Stored data entries:
>>>>

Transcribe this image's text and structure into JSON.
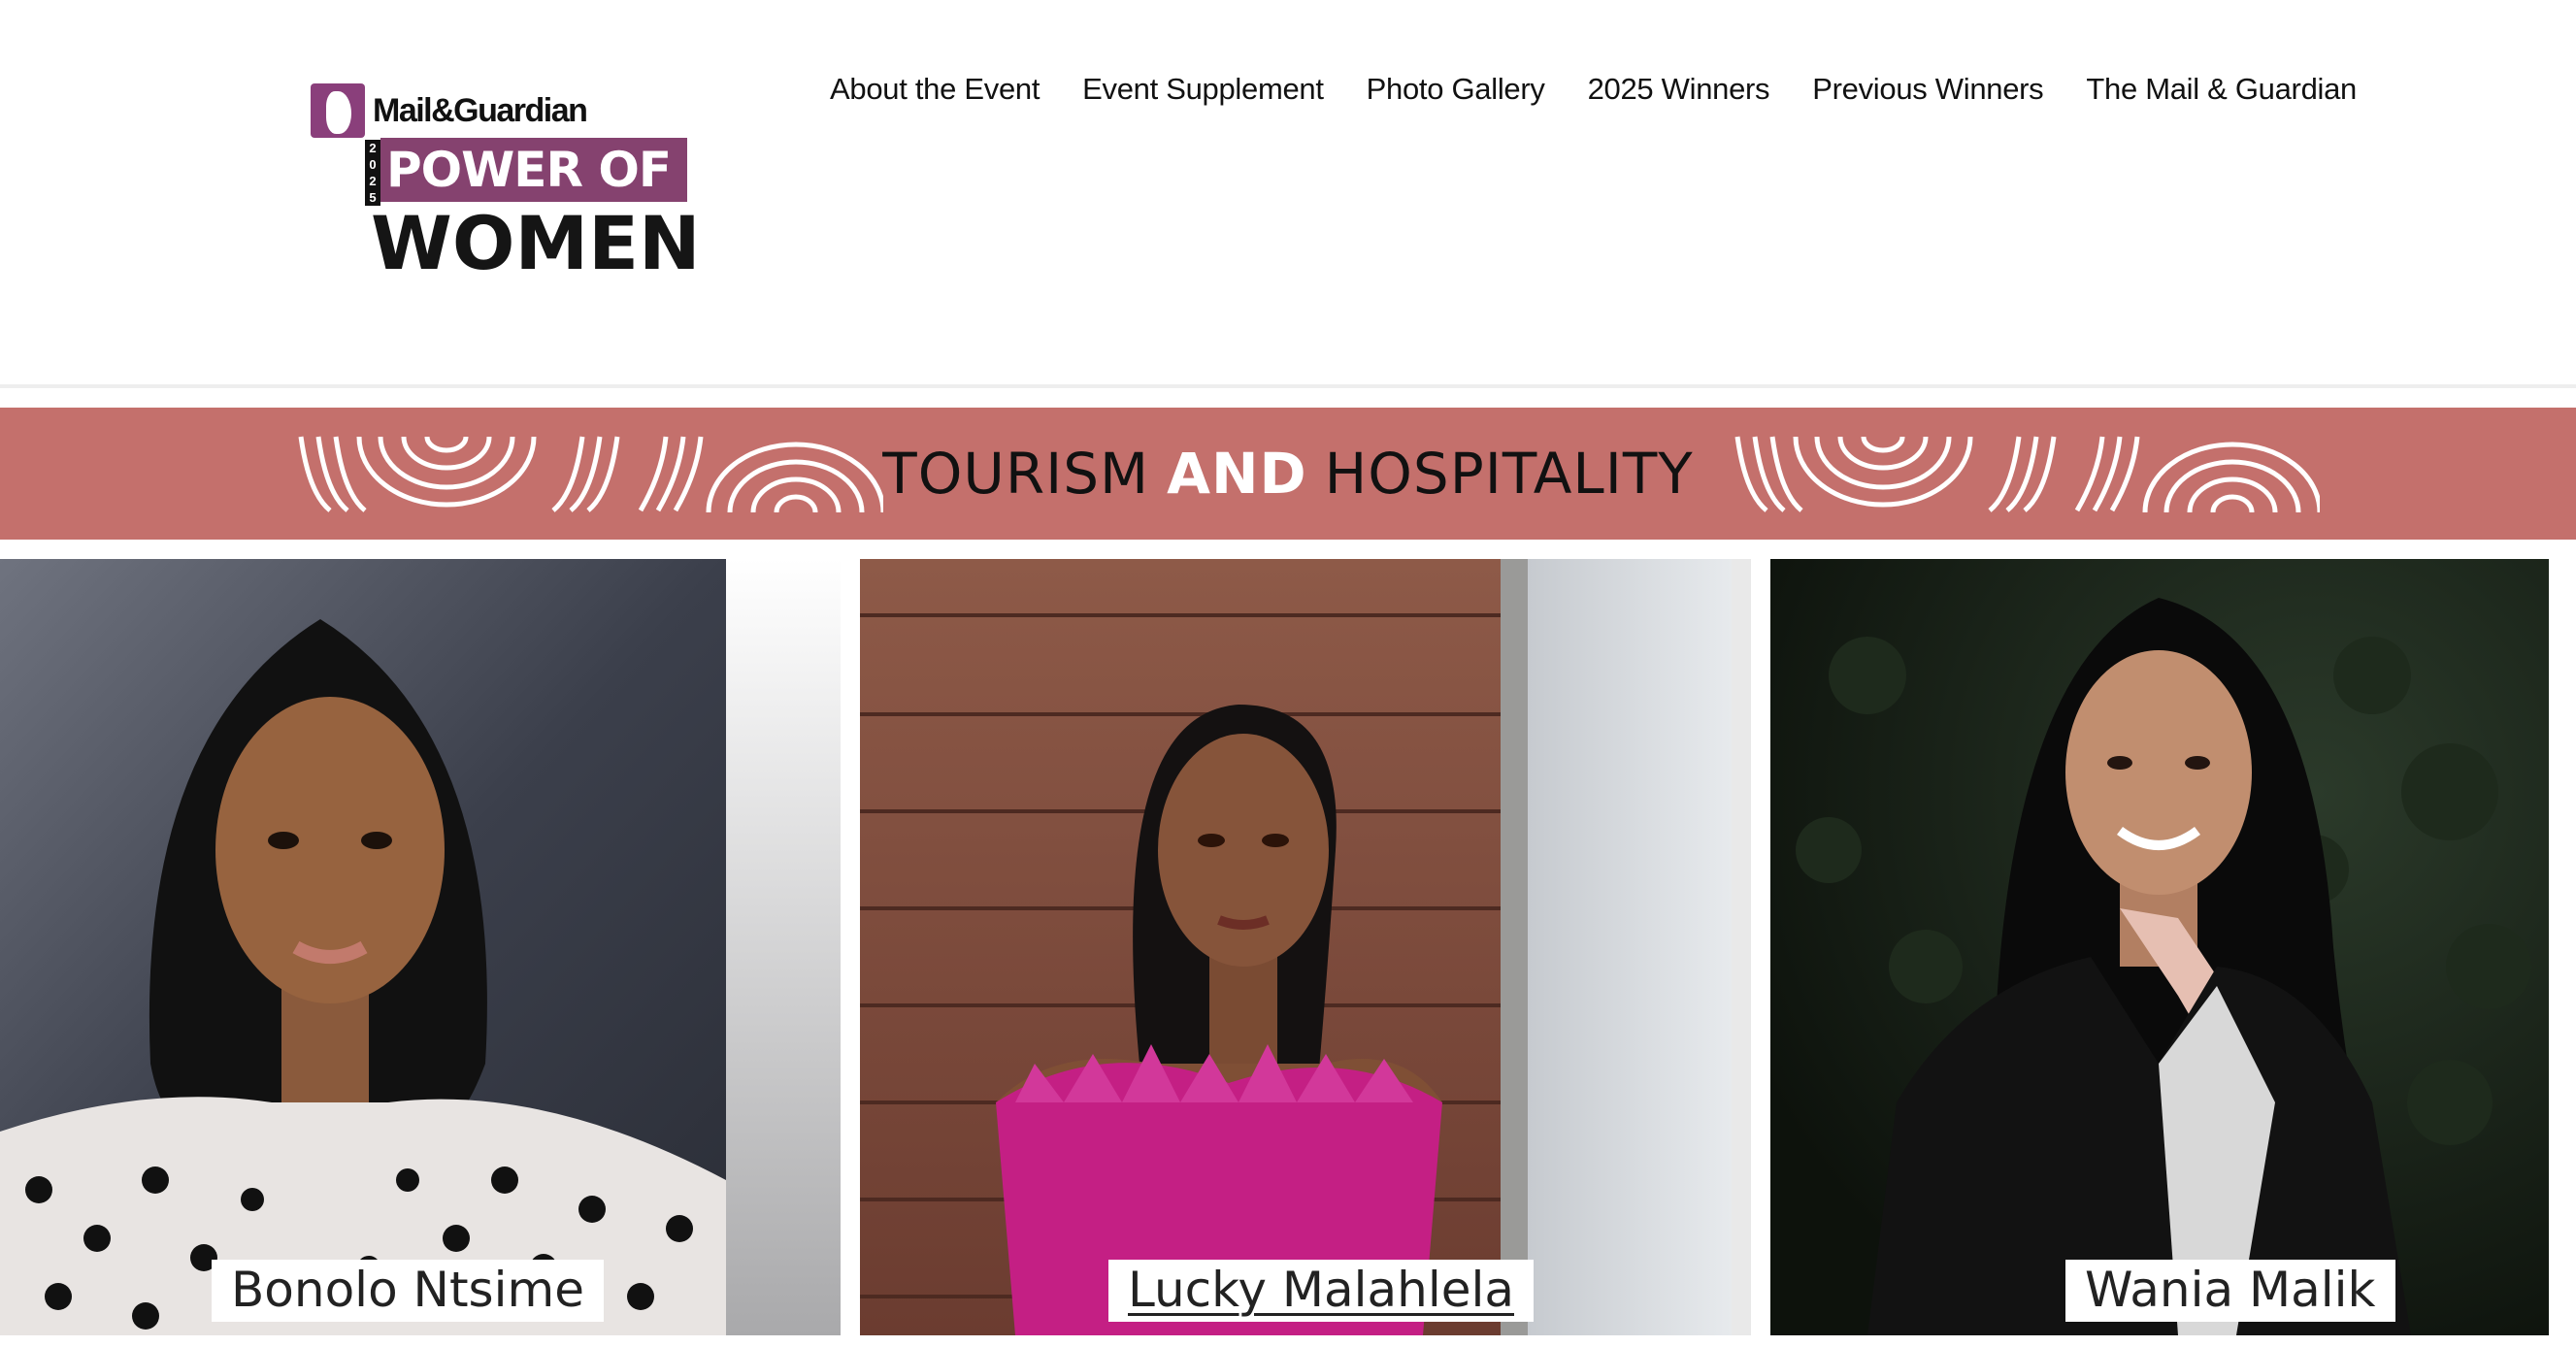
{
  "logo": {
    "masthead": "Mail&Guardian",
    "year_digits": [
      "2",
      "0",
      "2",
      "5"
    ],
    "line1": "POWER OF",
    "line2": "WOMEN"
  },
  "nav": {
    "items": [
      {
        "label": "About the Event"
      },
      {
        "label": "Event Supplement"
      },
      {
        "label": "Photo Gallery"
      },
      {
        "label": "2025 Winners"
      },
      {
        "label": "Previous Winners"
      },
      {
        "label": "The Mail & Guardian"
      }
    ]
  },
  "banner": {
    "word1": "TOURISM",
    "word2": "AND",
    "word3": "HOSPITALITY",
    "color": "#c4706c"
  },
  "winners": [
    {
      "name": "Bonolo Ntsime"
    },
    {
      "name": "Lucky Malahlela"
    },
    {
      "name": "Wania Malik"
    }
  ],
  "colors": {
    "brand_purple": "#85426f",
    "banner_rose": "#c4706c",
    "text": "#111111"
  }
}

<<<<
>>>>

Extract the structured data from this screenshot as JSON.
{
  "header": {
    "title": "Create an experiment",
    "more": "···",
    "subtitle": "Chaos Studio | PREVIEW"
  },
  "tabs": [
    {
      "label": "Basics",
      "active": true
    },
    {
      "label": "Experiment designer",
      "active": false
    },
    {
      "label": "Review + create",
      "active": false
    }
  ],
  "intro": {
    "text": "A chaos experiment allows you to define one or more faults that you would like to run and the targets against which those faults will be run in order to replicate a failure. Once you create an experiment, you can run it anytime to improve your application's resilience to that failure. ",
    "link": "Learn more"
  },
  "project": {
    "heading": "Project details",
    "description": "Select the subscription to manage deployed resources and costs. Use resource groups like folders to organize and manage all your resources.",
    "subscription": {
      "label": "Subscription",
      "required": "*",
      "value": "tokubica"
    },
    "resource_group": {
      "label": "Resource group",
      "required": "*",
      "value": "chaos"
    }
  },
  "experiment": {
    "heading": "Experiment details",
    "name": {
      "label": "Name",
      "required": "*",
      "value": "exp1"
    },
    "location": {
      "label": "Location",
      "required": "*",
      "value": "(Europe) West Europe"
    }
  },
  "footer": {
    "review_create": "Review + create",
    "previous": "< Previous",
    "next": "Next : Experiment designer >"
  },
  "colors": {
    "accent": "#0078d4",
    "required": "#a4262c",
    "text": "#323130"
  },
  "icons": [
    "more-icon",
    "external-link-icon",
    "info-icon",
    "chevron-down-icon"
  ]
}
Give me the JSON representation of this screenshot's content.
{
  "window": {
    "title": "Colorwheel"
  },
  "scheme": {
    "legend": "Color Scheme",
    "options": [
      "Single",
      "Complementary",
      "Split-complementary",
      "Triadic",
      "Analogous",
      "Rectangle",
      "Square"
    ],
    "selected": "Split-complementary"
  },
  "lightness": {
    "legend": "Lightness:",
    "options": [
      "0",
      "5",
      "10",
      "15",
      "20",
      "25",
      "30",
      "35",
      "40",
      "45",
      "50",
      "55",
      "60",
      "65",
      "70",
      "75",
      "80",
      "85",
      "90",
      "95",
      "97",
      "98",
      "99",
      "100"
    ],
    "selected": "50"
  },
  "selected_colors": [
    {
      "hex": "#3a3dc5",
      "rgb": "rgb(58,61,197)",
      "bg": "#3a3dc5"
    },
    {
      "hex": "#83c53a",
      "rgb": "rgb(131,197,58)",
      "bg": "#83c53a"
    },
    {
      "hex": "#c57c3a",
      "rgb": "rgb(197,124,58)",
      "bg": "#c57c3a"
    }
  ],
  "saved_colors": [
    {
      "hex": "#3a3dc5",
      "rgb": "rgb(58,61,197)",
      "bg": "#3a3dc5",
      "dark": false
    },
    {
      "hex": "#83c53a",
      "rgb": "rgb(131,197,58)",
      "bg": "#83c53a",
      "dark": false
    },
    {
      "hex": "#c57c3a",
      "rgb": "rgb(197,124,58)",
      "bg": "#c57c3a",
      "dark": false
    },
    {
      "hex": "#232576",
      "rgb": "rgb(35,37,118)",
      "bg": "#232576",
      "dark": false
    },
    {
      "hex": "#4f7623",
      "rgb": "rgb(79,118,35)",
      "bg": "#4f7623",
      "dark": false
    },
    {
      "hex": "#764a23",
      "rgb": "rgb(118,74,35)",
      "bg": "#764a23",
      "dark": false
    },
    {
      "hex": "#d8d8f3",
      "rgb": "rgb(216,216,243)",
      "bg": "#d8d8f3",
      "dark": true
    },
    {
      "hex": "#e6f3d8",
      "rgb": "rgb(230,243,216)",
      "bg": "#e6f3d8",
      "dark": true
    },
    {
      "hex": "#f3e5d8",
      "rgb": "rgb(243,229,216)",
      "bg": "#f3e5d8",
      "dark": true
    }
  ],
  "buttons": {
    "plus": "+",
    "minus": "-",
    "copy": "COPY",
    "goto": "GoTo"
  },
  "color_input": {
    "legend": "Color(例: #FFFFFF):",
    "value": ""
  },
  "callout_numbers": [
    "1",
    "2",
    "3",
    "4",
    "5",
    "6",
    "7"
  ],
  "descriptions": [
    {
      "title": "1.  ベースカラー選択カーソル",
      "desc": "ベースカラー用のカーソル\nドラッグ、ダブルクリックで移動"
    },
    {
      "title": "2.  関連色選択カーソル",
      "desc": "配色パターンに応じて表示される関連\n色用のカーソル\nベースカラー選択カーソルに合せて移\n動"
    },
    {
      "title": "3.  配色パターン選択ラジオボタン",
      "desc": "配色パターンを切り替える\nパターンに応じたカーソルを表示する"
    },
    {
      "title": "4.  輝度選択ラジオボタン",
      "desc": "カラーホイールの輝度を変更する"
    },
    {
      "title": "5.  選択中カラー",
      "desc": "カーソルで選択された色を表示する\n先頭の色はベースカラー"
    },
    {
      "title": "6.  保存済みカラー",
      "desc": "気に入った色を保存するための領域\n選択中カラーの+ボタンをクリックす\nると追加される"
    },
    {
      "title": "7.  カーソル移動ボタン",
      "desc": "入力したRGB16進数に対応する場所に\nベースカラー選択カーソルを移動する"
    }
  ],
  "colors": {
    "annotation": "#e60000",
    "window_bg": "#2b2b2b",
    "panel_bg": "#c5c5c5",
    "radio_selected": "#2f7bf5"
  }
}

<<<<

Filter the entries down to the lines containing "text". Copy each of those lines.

Transcribe this image's text and structure into JSON.
    "text": "#111111"
    "text": "A chaos experiment allows you to define one or more faults that you would like to run and the targets against which those faults will be run in order to replicate a failure. Once you create an experiment, you can run it anytime to improve your application's resilience to that failure. ",
    "text": "#323130"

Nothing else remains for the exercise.